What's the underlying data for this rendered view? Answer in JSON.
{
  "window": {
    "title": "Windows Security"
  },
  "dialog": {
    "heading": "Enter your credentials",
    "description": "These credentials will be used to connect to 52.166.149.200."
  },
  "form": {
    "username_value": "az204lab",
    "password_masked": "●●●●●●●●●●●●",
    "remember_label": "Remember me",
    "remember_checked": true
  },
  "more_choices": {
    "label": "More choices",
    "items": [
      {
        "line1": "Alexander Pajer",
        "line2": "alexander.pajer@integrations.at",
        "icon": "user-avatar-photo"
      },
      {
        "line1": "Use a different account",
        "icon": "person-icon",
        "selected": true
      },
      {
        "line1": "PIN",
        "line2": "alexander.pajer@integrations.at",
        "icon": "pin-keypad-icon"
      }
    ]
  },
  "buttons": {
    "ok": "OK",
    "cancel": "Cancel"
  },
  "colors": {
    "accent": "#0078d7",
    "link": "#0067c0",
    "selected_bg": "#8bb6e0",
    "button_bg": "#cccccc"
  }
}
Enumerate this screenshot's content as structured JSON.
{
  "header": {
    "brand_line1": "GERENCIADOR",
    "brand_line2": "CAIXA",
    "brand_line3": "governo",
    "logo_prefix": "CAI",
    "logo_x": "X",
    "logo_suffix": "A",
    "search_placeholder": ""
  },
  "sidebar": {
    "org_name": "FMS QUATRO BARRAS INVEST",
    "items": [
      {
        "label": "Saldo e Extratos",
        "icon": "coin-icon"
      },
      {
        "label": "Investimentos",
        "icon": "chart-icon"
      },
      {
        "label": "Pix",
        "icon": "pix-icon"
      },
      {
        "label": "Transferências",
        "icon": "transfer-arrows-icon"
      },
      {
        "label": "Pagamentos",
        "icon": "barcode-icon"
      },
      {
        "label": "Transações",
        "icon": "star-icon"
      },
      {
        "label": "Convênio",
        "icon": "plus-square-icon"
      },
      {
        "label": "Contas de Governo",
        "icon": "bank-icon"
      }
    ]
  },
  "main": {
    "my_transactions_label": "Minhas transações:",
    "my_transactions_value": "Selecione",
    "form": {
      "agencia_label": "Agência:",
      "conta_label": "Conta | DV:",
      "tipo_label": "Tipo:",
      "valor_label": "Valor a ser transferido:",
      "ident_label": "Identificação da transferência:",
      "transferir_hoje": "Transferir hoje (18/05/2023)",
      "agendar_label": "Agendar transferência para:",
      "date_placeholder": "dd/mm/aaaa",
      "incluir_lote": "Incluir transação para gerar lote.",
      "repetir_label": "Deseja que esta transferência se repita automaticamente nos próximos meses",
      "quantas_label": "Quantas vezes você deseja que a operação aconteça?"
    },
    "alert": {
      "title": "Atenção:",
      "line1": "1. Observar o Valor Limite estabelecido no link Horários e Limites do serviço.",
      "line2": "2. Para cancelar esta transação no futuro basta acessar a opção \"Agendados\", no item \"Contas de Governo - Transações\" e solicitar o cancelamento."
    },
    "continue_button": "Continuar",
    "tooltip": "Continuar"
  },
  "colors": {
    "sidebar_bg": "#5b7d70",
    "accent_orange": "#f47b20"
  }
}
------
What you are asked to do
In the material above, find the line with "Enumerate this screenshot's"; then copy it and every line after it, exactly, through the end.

Written response
Enumerate this screenshot's content as structured JSON.
{
  "header": {
    "brand_line1": "GERENCIADOR",
    "brand_line2": "CAIXA",
    "brand_line3": "governo",
    "logo_prefix": "CAI",
    "logo_x": "X",
    "logo_suffix": "A",
    "search_placeholder": ""
  },
  "sidebar": {
    "org_name": "FMS QUATRO BARRAS INVEST",
    "items": [
      {
        "label": "Saldo e Extratos",
        "icon": "coin-icon"
      },
      {
        "label": "Investimentos",
        "icon": "chart-icon"
      },
      {
        "label": "Pix",
        "icon": "pix-icon"
      },
      {
        "label": "Transferências",
        "icon": "transfer-arrows-icon"
      },
      {
        "label": "Pagamentos",
        "icon": "barcode-icon"
      },
      {
        "label": "Transações",
        "icon": "star-icon"
      },
      {
        "label": "Convênio",
        "icon": "plus-square-icon"
      },
      {
        "label": "Contas de Governo",
        "icon": "bank-icon"
      }
    ]
  },
  "main": {
    "my_transactions_label": "Minhas transações:",
    "my_transactions_value": "Selecione",
    "form": {
      "agencia_label": "Agência:",
      "conta_label": "Conta | DV:",
      "tipo_label": "Tipo:",
      "valor_label": "Valor a ser transferido:",
      "ident_label": "Identificação da transferência:",
      "transferir_hoje": "Transferir hoje (18/05/2023)",
      "agendar_label": "Agendar transferência para:",
      "date_placeholder": "dd/mm/aaaa",
      "incluir_lote": "Incluir transação para gerar lote.",
      "repetir_label": "Deseja que esta transferência se repita automaticamente nos próximos meses",
      "quantas_label": "Quantas vezes você deseja que a operação aconteça?"
    },
    "alert": {
      "title": "Atenção:",
      "line1": "1. Observar o Valor Limite estabelecido no link Horários e Limites do serviço.",
      "line2": "2. Para cancelar esta transação no futuro basta acessar a opção \"Agendados\", no item \"Contas de Governo - Transações\" e solicitar o cancelamento."
    },
    "continue_button": "Continuar",
    "tooltip": "Continuar"
  },
  "colors": {
    "sidebar_bg": "#5b7d70",
    "accent_orange": "#f47b20"
  }
}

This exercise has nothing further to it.